Title

The effect of financial aid on student persistence in a two-year institution

Date of Completion

January 1999

Keywords

Education, Community College|Education, Finance|Education, Guidance and Counseling

Degree

Ph.D.

Abstract

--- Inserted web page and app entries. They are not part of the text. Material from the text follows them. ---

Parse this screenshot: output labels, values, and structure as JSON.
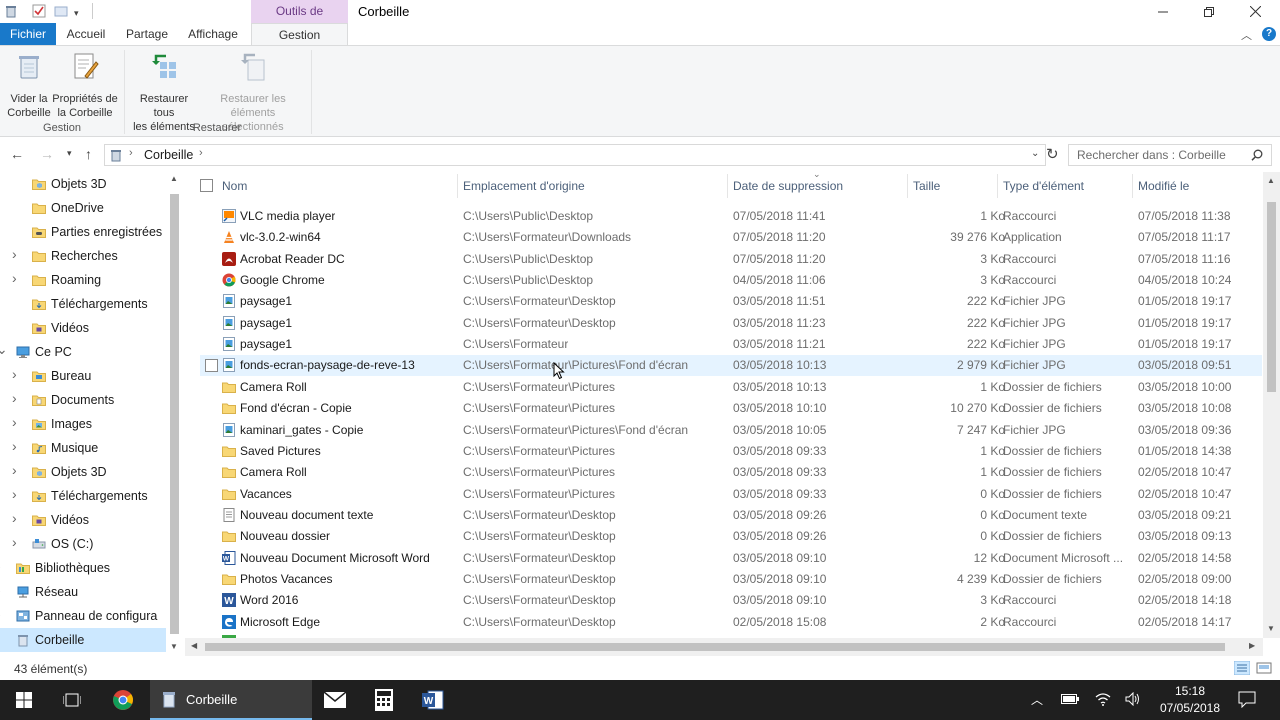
{
  "window": {
    "title": "Corbeille",
    "context_tab_header": "Outils de Corbeille"
  },
  "ribbon_tabs": [
    "Fichier",
    "Accueil",
    "Partage",
    "Affichage",
    "Gestion"
  ],
  "ribbon": {
    "empty_bin": "Vider la\nCorbeille",
    "bin_properties": "Propriétés de\nla Corbeille",
    "group_gestion": "Gestion",
    "restore_all": "Restaurer tous\nles éléments",
    "restore_selected": "Restaurer les\néléments sélectionnés",
    "group_restaurer": "Restaurer"
  },
  "address": {
    "path": "Corbeille",
    "search_placeholder": "Rechercher dans : Corbeille"
  },
  "nav_items": [
    {
      "label": "Objets 3D",
      "icon": "3d-objects-folder-icon",
      "indent": 1,
      "expand": ""
    },
    {
      "label": "OneDrive",
      "icon": "folder-icon",
      "indent": 1,
      "expand": ""
    },
    {
      "label": "Parties enregistrées",
      "icon": "saved-games-icon",
      "indent": 1,
      "expand": ""
    },
    {
      "label": "Recherches",
      "icon": "folder-icon",
      "indent": 1,
      "expand": ">"
    },
    {
      "label": "Roaming",
      "icon": "folder-icon",
      "indent": 1,
      "expand": ">"
    },
    {
      "label": "Téléchargements",
      "icon": "downloads-folder-icon",
      "indent": 1,
      "expand": ""
    },
    {
      "label": "Vidéos",
      "icon": "videos-folder-icon",
      "indent": 1,
      "expand": ""
    },
    {
      "label": "Ce PC",
      "icon": "computer-icon",
      "indent": 0,
      "expand": "v"
    },
    {
      "label": "Bureau",
      "icon": "desktop-folder-icon",
      "indent": 1,
      "expand": ">"
    },
    {
      "label": "Documents",
      "icon": "documents-folder-icon",
      "indent": 1,
      "expand": ">"
    },
    {
      "label": "Images",
      "icon": "pictures-folder-icon",
      "indent": 1,
      "expand": ">"
    },
    {
      "label": "Musique",
      "icon": "music-folder-icon",
      "indent": 1,
      "expand": ">"
    },
    {
      "label": "Objets 3D",
      "icon": "3d-objects-folder-icon",
      "indent": 1,
      "expand": ">"
    },
    {
      "label": "Téléchargements",
      "icon": "downloads-folder-icon",
      "indent": 1,
      "expand": ">"
    },
    {
      "label": "Vidéos",
      "icon": "videos-folder-icon",
      "indent": 1,
      "expand": ">"
    },
    {
      "label": "OS (C:)",
      "icon": "drive-icon",
      "indent": 1,
      "expand": ">"
    },
    {
      "label": "Bibliothèques",
      "icon": "libraries-icon",
      "indent": 0,
      "expand": ">"
    },
    {
      "label": "Réseau",
      "icon": "network-icon",
      "indent": 0,
      "expand": ">"
    },
    {
      "label": "Panneau de configura",
      "icon": "control-panel-icon",
      "indent": 0,
      "expand": ">"
    },
    {
      "label": "Corbeille",
      "icon": "recycle-bin-icon",
      "indent": 0,
      "expand": "",
      "selected": true
    }
  ],
  "columns": {
    "name": "Nom",
    "origin": "Emplacement d'origine",
    "deleted": "Date de suppression",
    "size": "Taille",
    "type": "Type d'élément",
    "modified": "Modifié le"
  },
  "files": [
    {
      "name": "VLC media player",
      "icon": "shortcut-icon",
      "origin": "C:\\Users\\Public\\Desktop",
      "deleted": "07/05/2018 11:41",
      "size": "1 Ko",
      "type": "Raccourci",
      "modified": "07/05/2018 11:38"
    },
    {
      "name": "vlc-3.0.2-win64",
      "icon": "vlc-icon",
      "origin": "C:\\Users\\Formateur\\Downloads",
      "deleted": "07/05/2018 11:20",
      "size": "39 276 Ko",
      "type": "Application",
      "modified": "07/05/2018 11:17"
    },
    {
      "name": "Acrobat Reader DC",
      "icon": "acrobat-icon",
      "origin": "C:\\Users\\Public\\Desktop",
      "deleted": "07/05/2018 11:20",
      "size": "3 Ko",
      "type": "Raccourci",
      "modified": "07/05/2018 11:16"
    },
    {
      "name": "Google Chrome",
      "icon": "chrome-icon",
      "origin": "C:\\Users\\Public\\Desktop",
      "deleted": "04/05/2018 11:06",
      "size": "3 Ko",
      "type": "Raccourci",
      "modified": "04/05/2018 10:24"
    },
    {
      "name": "paysage1",
      "icon": "image-file-icon",
      "origin": "C:\\Users\\Formateur\\Desktop",
      "deleted": "03/05/2018 11:51",
      "size": "222 Ko",
      "type": "Fichier JPG",
      "modified": "01/05/2018 19:17"
    },
    {
      "name": "paysage1",
      "icon": "image-file-icon",
      "origin": "C:\\Users\\Formateur\\Desktop",
      "deleted": "03/05/2018 11:23",
      "size": "222 Ko",
      "type": "Fichier JPG",
      "modified": "01/05/2018 19:17"
    },
    {
      "name": "paysage1",
      "icon": "image-file-icon",
      "origin": "C:\\Users\\Formateur",
      "deleted": "03/05/2018 11:21",
      "size": "222 Ko",
      "type": "Fichier JPG",
      "modified": "01/05/2018 19:17"
    },
    {
      "name": "fonds-ecran-paysage-de-reve-13",
      "icon": "image-file-icon",
      "origin": "C:\\Users\\Formateur\\Pictures\\Fond d'écran",
      "deleted": "03/05/2018 10:13",
      "size": "2 979 Ko",
      "type": "Fichier JPG",
      "modified": "03/05/2018 09:51",
      "hover": true
    },
    {
      "name": "Camera Roll",
      "icon": "folder-icon",
      "origin": "C:\\Users\\Formateur\\Pictures",
      "deleted": "03/05/2018 10:13",
      "size": "1 Ko",
      "type": "Dossier de fichiers",
      "modified": "03/05/2018 10:00"
    },
    {
      "name": "Fond d'écran - Copie",
      "icon": "folder-icon",
      "origin": "C:\\Users\\Formateur\\Pictures",
      "deleted": "03/05/2018 10:10",
      "size": "10 270 Ko",
      "type": "Dossier de fichiers",
      "modified": "03/05/2018 10:08"
    },
    {
      "name": "kaminari_gates - Copie",
      "icon": "image-file-icon",
      "origin": "C:\\Users\\Formateur\\Pictures\\Fond d'écran",
      "deleted": "03/05/2018 10:05",
      "size": "7 247 Ko",
      "type": "Fichier JPG",
      "modified": "03/05/2018 09:36"
    },
    {
      "name": "Saved Pictures",
      "icon": "folder-icon",
      "origin": "C:\\Users\\Formateur\\Pictures",
      "deleted": "03/05/2018 09:33",
      "size": "1 Ko",
      "type": "Dossier de fichiers",
      "modified": "01/05/2018 14:38"
    },
    {
      "name": "Camera Roll",
      "icon": "folder-icon",
      "origin": "C:\\Users\\Formateur\\Pictures",
      "deleted": "03/05/2018 09:33",
      "size": "1 Ko",
      "type": "Dossier de fichiers",
      "modified": "02/05/2018 10:47"
    },
    {
      "name": "Vacances",
      "icon": "folder-icon",
      "origin": "C:\\Users\\Formateur\\Pictures",
      "deleted": "03/05/2018 09:33",
      "size": "0 Ko",
      "type": "Dossier de fichiers",
      "modified": "02/05/2018 10:47"
    },
    {
      "name": "Nouveau document texte",
      "icon": "text-file-icon",
      "origin": "C:\\Users\\Formateur\\Desktop",
      "deleted": "03/05/2018 09:26",
      "size": "0 Ko",
      "type": "Document texte",
      "modified": "03/05/2018 09:21"
    },
    {
      "name": "Nouveau dossier",
      "icon": "folder-icon",
      "origin": "C:\\Users\\Formateur\\Desktop",
      "deleted": "03/05/2018 09:26",
      "size": "0 Ko",
      "type": "Dossier de fichiers",
      "modified": "03/05/2018 09:13"
    },
    {
      "name": "Nouveau Document Microsoft Word",
      "icon": "word-doc-icon",
      "origin": "C:\\Users\\Formateur\\Desktop",
      "deleted": "03/05/2018 09:10",
      "size": "12 Ko",
      "type": "Document Microsoft ...",
      "modified": "02/05/2018 14:58"
    },
    {
      "name": "Photos Vacances",
      "icon": "folder-icon",
      "origin": "C:\\Users\\Formateur\\Desktop",
      "deleted": "03/05/2018 09:10",
      "size": "4 239 Ko",
      "type": "Dossier de fichiers",
      "modified": "02/05/2018 09:00"
    },
    {
      "name": "Word 2016",
      "icon": "word-app-icon",
      "origin": "C:\\Users\\Formateur\\Desktop",
      "deleted": "03/05/2018 09:10",
      "size": "3 Ko",
      "type": "Raccourci",
      "modified": "02/05/2018 14:18"
    },
    {
      "name": "Microsoft Edge",
      "icon": "edge-icon",
      "origin": "C:\\Users\\Formateur\\Desktop",
      "deleted": "02/05/2018 15:08",
      "size": "2 Ko",
      "type": "Raccourci",
      "modified": "02/05/2018 14:17"
    }
  ],
  "status": {
    "count": "43 élément(s)"
  },
  "taskbar": {
    "explorer_label": "Corbeille",
    "time": "15:18",
    "date": "07/05/2018"
  },
  "colors": {
    "accent": "#1979ca",
    "context_tab": "#e9d3f0",
    "selection": "#cce8ff",
    "hover": "#e5f3ff",
    "folder": "#f8d775",
    "taskbar": "#1f1f1f"
  }
}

This study utilized an ex post facto design to examine the relationship between student persistence and receipt of financial aid in the non-traditional student population at a Southwestern Connecticut community-technical college. The sample population size was 739 and consisted of matriculated freshmen. Institutional databases were used to gather student demographic, academic achievement and financial aid information. ^ This study spanned a four-year period from the Fall 1994 through Spring 1998. A comparison of the persistence rates of non-aided students and that of aided students revealed that financial aid recipients persisted longer, but the differences in persistence rates were not statistically significant in the final study model. ^ An evaluation of aid types along with total aid amounts disclosed that loan recipients persisted at a much higher rate than grant recipients. Total aid amount was significant beyond the .01 level.^ Differences between persisters and non-persisters in relation to various demographic variables (age, gender, income group, and ethnic background); academic achievement variables (college grade point average, college program, placement test scores, and college enrollment status); and financial aid variables (type of aid, receipt of aid, and total amount of aid) were investigated using linear probability models with the maximum likelihood algorithms contained in the GLM Multivariate procedure in SPSS. Those models were further tested using logistic regression analysis. The number of semesters students persisted, along with the cumulative number of credits were also used to examine group differences to obtain a more complete and detailed description. ^ In the final model, the three variables, in order of importance, were cumulative grade point average, total amount of aid received, and enrollment status (full- or part-time). When cumulative number of credits earned was used as a criterion, the model accounted for 33% of the total variability of persistence. ^ A logistic regression showed estimated income to also be a significant predictor. In this sample, the students in the lowest income group had the highest rate of persistence. ^